DATA SHOWN:
== Segment start ==
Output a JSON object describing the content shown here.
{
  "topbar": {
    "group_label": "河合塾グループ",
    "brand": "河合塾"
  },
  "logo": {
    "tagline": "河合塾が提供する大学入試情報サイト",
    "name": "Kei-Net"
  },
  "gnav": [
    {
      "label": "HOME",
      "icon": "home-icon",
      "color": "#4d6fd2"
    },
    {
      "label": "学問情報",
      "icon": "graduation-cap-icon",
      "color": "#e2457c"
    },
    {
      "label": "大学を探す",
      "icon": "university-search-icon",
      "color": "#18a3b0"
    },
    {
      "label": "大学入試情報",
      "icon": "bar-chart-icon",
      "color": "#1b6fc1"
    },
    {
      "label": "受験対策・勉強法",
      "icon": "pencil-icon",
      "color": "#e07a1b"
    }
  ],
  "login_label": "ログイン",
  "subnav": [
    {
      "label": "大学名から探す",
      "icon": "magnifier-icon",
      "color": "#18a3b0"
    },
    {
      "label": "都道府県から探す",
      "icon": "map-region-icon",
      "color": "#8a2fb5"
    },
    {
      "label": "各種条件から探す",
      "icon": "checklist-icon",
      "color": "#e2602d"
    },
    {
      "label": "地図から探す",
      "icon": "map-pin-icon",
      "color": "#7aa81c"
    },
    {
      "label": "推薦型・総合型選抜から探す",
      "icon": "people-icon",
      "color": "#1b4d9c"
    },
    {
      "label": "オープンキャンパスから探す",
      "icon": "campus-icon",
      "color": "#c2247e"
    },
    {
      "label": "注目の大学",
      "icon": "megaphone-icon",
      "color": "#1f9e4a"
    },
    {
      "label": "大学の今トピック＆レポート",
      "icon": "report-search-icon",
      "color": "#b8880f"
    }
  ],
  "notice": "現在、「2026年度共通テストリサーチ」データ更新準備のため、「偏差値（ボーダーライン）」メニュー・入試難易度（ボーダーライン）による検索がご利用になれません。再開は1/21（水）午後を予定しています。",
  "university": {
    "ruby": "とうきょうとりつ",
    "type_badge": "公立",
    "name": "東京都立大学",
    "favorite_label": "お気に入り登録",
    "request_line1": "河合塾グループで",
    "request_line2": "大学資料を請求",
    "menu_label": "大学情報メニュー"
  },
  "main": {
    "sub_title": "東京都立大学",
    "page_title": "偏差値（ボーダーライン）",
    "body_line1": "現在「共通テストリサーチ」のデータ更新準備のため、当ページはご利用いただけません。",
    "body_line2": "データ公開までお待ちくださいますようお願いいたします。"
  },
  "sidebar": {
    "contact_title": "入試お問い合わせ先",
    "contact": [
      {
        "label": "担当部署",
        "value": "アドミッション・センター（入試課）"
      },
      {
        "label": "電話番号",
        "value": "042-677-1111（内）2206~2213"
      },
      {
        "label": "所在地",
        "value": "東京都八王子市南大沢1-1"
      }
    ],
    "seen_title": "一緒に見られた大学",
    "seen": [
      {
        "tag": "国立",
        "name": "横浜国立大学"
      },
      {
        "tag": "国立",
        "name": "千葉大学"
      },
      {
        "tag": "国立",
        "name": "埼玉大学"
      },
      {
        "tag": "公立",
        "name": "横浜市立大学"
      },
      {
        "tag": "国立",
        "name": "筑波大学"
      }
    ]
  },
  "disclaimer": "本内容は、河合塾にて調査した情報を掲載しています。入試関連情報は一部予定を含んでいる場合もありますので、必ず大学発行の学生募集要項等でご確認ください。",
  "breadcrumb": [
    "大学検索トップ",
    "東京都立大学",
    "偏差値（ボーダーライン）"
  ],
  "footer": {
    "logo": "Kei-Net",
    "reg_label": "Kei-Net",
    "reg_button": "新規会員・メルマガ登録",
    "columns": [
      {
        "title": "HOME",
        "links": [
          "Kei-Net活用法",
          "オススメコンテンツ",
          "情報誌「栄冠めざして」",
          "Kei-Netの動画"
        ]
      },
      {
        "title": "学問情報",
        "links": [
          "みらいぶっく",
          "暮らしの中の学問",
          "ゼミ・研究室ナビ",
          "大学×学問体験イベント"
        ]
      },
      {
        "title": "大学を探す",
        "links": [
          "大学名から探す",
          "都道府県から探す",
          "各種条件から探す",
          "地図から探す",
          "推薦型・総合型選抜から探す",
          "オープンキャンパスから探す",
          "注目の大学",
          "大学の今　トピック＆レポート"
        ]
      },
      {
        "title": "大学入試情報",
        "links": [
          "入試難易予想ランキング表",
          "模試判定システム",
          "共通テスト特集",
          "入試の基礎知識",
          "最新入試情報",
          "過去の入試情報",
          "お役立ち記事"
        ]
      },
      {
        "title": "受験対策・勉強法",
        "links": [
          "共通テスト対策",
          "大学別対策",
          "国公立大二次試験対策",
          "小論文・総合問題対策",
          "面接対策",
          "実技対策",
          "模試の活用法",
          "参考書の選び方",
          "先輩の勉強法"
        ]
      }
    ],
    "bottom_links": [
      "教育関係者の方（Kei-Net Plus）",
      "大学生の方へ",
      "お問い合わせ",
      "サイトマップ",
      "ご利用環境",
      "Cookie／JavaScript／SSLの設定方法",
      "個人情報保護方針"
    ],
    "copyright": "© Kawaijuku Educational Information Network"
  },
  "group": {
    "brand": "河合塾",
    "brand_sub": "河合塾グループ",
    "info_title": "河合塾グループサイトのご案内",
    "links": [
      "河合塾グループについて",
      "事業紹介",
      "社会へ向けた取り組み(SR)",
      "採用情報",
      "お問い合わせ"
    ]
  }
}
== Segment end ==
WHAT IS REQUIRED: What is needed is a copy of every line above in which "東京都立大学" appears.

TASK RESULT:
    "name": "東京都立大学",
    "sub_title": "東京都立大学",
    "東京都立大学",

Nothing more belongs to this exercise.